Also called: Oral Food Challenge Test, Double Blind Food Challenge, Double Masked Food Challenge
A food challenge test is a highly accurate method of determining the cause of a food allergy. The test uses capsules of various foods, some of which are suspected of causing an allergic reaction, which are taken like a pill by the patient. A period of observation after each dose allows a physician to monitor whether or not an allergic reaction takes place as a result of consuming that allergen.
Because a food challenge test involves provoking an allergic reaction, there is some risk associated with it. A food allergy reaction can be fatal if not immediately treated. The test should always take place at a site that is well-equipped to deal with any sort of reaction the individual may have. Food challenges should never be performed at home. Individuals who are susceptible to anaphylactic shock should participate in a food challenge test only if a physician determines that the test is absolutely necessary.
The test is performed without either the patient or the physician aware of which capsules contain the suspected problem foods. This eliminates the psychological effect of an expected response. If no allergic reaction takes place, the results suggest no allergy to that food type. This is then conclusively determined with an open challenge, which is the consumption of a regular portion of the food in question.
Before participating in a food challenge test, individuals will have to reduce the consumption of some medications, particularly antihistamines. Food should not be eaten several hours before the test takes place. A physician can offer specific guidance on what steps should be taken prior to the challenge.
Individuals who test positive for a food allergy will often retake the test to be sure the results are correct. If the results are substantiated with three positive test results, then complete removal of that food type from the diet is needed. A conclusive negative test result means that the food may be safely reintroduced to the diet.
Although highly accurate, food challenge tests can be time-consuming and expensive to perform, especially when multiple foods are being tested. For this reason, the test is usually performed to rule out a food allergy, so the physician can direct efforts at uncovering the true cause of a reaction.
About food challenge tests
The food challenge test is considered the most accurate way of determining whether a food allergy exists or to confirm that an individual is allergic to a specific type of food. For this test, varying amounts of a suspected food allergen are placed in capsules. A nonallergic substance is also placed in an equal amount of capsules to serve as a placebo. All the capsules look identical and neither the patient nor physician knows which capsule contains what substance. Known as a “double blind” format, this process allows for a greater degree of accuracy in the test results as it limits the possibility of a false-positive.
Patients take increasing doses of one type of capsule one at a time like a pill and are observed for signs of an allergic reaction. Then the second set of capsules is taken in the same manner. If a patient displays any signs or symptoms of an allergic reaction during the test, the testing is immediately halted and the patient is treated.

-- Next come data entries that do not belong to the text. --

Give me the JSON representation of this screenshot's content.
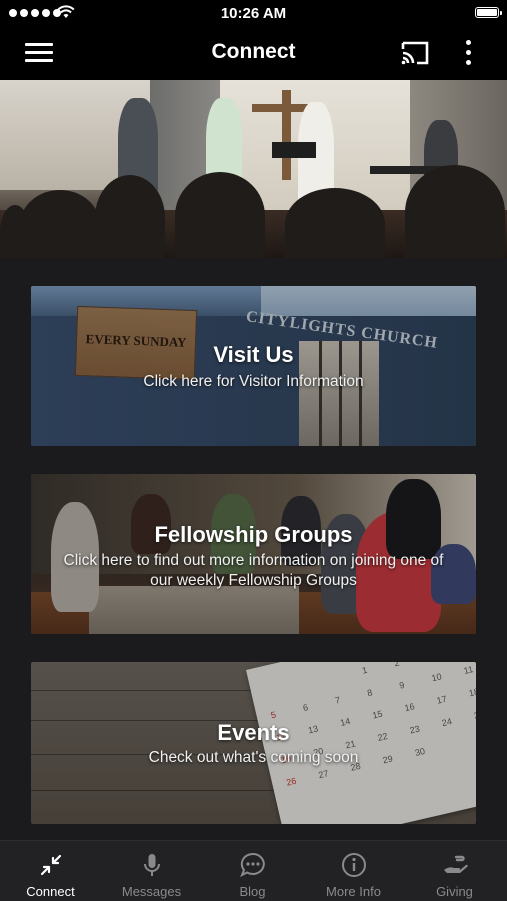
{
  "status_bar": {
    "time": "10:26 AM"
  },
  "app_bar": {
    "title": "Connect"
  },
  "cards": {
    "visit": {
      "title": "Visit Us",
      "subtitle": "Click here for Visitor Information",
      "sign_text": "EVERY  SUNDAY",
      "building_sign": "CITYLIGHTS CHURCH"
    },
    "fellowship": {
      "title": "Fellowship Groups",
      "subtitle": "Click here to find out more information on joining one of our weekly Fellowship Groups"
    },
    "events": {
      "title": "Events",
      "subtitle": "Check out what's coming soon"
    }
  },
  "tabs": [
    {
      "label": "Connect",
      "icon": "compress-arrows-icon",
      "active": true
    },
    {
      "label": "Messages",
      "icon": "microphone-icon",
      "active": false
    },
    {
      "label": "Blog",
      "icon": "chat-bubble-icon",
      "active": false
    },
    {
      "label": "More Info",
      "icon": "info-circle-icon",
      "active": false
    },
    {
      "label": "Giving",
      "icon": "giving-hand-icon",
      "active": false
    }
  ],
  "colors": {
    "background": "#1b1b1d",
    "bar": "#000000",
    "tab_bar": "#222224",
    "tab_active": "#ffffff",
    "tab_inactive": "#8a8a8c"
  }
}
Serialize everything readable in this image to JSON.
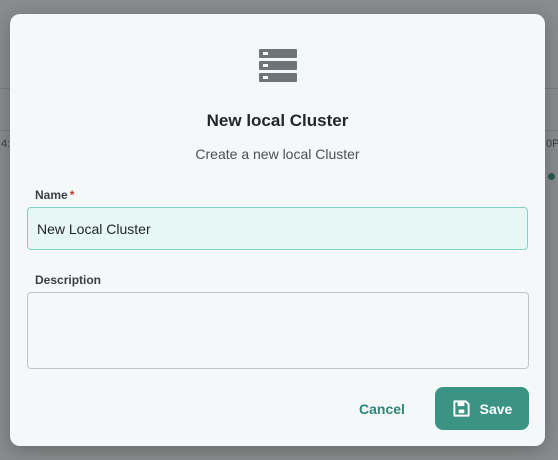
{
  "background": {
    "tick_left": "4:",
    "tick_right": "0P"
  },
  "dialog": {
    "icon": "server-stack-icon",
    "title": "New local Cluster",
    "subtitle": "Create a new local Cluster",
    "name_field": {
      "label": "Name",
      "required_mark": "*",
      "value": "New Local Cluster"
    },
    "description_field": {
      "label": "Description",
      "value": ""
    },
    "cancel_label": "Cancel",
    "save_label": "Save",
    "save_icon": "floppy-disk-icon"
  },
  "colors": {
    "accent": "#3a9383",
    "accent_text": "#2b8778",
    "input_active_bg": "#e7f7f3",
    "input_active_border": "#7fd3c2",
    "required": "#c0392b"
  }
}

Usually a food challenge test can only be effectively administered once a physician and patient have used several other types of less accurate allergy tests to determine a short list of potential problem foods. These tests are capable of identifying foods as possible allergens, but their results are not always conclusive and can return false-positives. As a result, some physicians must use a food challenge test to conclusively rule out a food allergen. Tests that may be performed prior to food challenge testing include:
- RAST (radioallergosorbent test). Blood test that checks for antibodies that correspond to specific foods.
- Allergy skin test. Test that involves pricking, scratching or injecting food extracts into the patient’s skin to see if a reaction occurs.
By carefully controlling the conditions and dosages, a physician can determine if an allergic response occurs when a specific type of allergen is consumed, as well as how much of the allergen was needed to cause a response. The physician can also be sure the response was not subconsciously triggered by the patient, as neither the patient nor the physician knows which dose is the placebo and which is the allergen.
A positive test result indicates an allergic reaction to a food type did take place. However, it is not uncommon to generate a false-positive with this type of test. For this reason, many physicians suggest an individual repeat the test until three positive outcomes have been achieved.
If a test shows a negative result, the individual will undergo an open challenge, which involves eating a full-size portion of the food in question. This final portion of the test can conclusively demonstrate that a person is not allergic to a given food type. As with the rest of the test, this portion of the testing is conducted under the supervision of a physician who is equipped for treating anaphylaxis.
Because of the reactions involved, the test is not conducted on children younger than 3. It is also not recommended for patients with uncontrolled asthma.